Required action:
Exact copy, no pictures: set down every entry below as written.

Supplied material:

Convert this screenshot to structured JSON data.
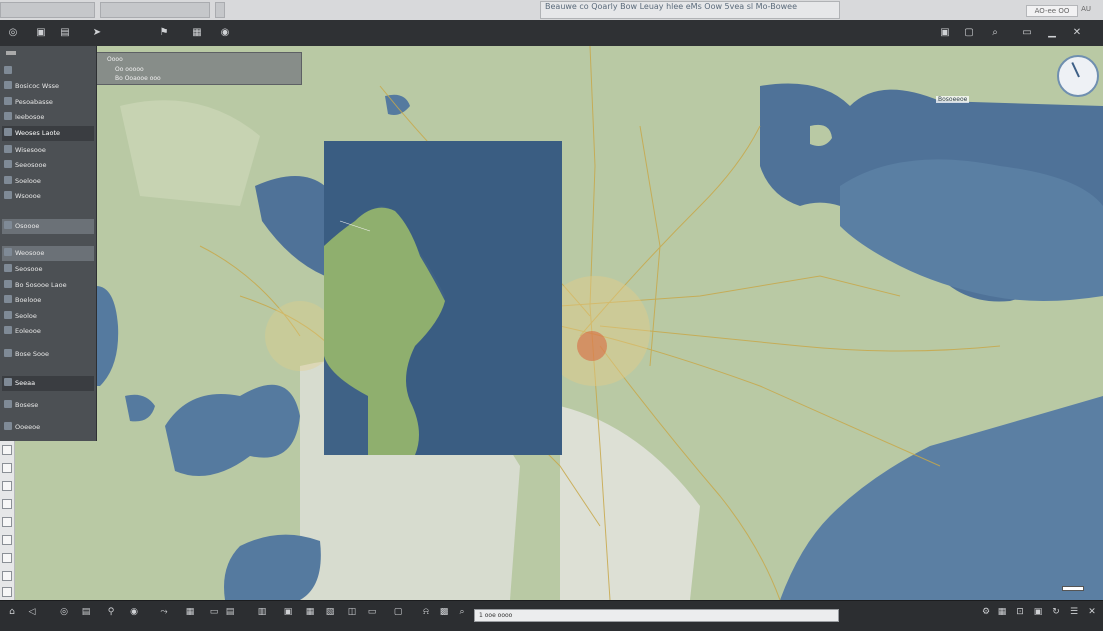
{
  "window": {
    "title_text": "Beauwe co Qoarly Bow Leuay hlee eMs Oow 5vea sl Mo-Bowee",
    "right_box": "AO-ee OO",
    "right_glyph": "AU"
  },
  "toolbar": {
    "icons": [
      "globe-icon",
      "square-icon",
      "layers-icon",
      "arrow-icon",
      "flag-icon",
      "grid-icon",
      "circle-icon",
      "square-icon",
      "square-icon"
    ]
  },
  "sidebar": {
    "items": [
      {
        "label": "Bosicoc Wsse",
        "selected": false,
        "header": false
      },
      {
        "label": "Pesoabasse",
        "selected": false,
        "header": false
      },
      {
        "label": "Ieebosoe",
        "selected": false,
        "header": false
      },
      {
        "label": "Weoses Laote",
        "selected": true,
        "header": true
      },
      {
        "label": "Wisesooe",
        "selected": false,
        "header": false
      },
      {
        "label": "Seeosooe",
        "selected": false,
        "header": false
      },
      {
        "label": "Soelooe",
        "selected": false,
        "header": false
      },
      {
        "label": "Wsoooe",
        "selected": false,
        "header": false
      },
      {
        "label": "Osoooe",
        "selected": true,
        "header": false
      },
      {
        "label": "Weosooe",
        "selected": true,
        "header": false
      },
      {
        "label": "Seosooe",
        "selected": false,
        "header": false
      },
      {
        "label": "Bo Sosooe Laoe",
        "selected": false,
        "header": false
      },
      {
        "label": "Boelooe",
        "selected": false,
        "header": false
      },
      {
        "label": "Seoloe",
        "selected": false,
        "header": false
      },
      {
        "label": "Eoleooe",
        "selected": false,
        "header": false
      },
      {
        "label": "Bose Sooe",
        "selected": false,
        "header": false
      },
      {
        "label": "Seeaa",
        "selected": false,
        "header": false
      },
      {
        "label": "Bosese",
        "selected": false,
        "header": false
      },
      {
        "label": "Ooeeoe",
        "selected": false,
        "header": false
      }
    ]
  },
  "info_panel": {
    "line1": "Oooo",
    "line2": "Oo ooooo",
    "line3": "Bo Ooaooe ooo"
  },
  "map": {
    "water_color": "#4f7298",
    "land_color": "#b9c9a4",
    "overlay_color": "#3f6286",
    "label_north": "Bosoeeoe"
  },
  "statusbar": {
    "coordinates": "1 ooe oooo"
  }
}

Answer to the problem:
Convert this screenshot to structured JSON data.
{
  "window": {
    "title_text": "Beauwe co Qoarly Bow Leuay hlee eMs Oow 5vea sl Mo-Bowee",
    "right_box": "AO-ee OO",
    "right_glyph": "AU"
  },
  "toolbar": {
    "icons": [
      "globe-icon",
      "square-icon",
      "layers-icon",
      "arrow-icon",
      "flag-icon",
      "grid-icon",
      "circle-icon",
      "square-icon",
      "square-icon"
    ]
  },
  "sidebar": {
    "items": [
      {
        "label": "Bosicoc Wsse",
        "selected": false,
        "header": false
      },
      {
        "label": "Pesoabasse",
        "selected": false,
        "header": false
      },
      {
        "label": "Ieebosoe",
        "selected": false,
        "header": false
      },
      {
        "label": "Weoses Laote",
        "selected": true,
        "header": true
      },
      {
        "label": "Wisesooe",
        "selected": false,
        "header": false
      },
      {
        "label": "Seeosooe",
        "selected": false,
        "header": false
      },
      {
        "label": "Soelooe",
        "selected": false,
        "header": false
      },
      {
        "label": "Wsoooe",
        "selected": false,
        "header": false
      },
      {
        "label": "Osoooe",
        "selected": true,
        "header": false
      },
      {
        "label": "Weosooe",
        "selected": true,
        "header": false
      },
      {
        "label": "Seosooe",
        "selected": false,
        "header": false
      },
      {
        "label": "Bo Sosooe Laoe",
        "selected": false,
        "header": false
      },
      {
        "label": "Boelooe",
        "selected": false,
        "header": false
      },
      {
        "label": "Seoloe",
        "selected": false,
        "header": false
      },
      {
        "label": "Eoleooe",
        "selected": false,
        "header": false
      },
      {
        "label": "Bose Sooe",
        "selected": false,
        "header": false
      },
      {
        "label": "Seeaa",
        "selected": false,
        "header": false
      },
      {
        "label": "Bosese",
        "selected": false,
        "header": false
      },
      {
        "label": "Ooeeoe",
        "selected": false,
        "header": false
      }
    ]
  },
  "info_panel": {
    "line1": "Oooo",
    "line2": "Oo ooooo",
    "line3": "Bo Ooaooe ooo"
  },
  "map": {
    "water_color": "#4f7298",
    "land_color": "#b9c9a4",
    "overlay_color": "#3f6286",
    "label_north": "Bosoeeoe"
  },
  "statusbar": {
    "coordinates": "1 ooe oooo"
  }
}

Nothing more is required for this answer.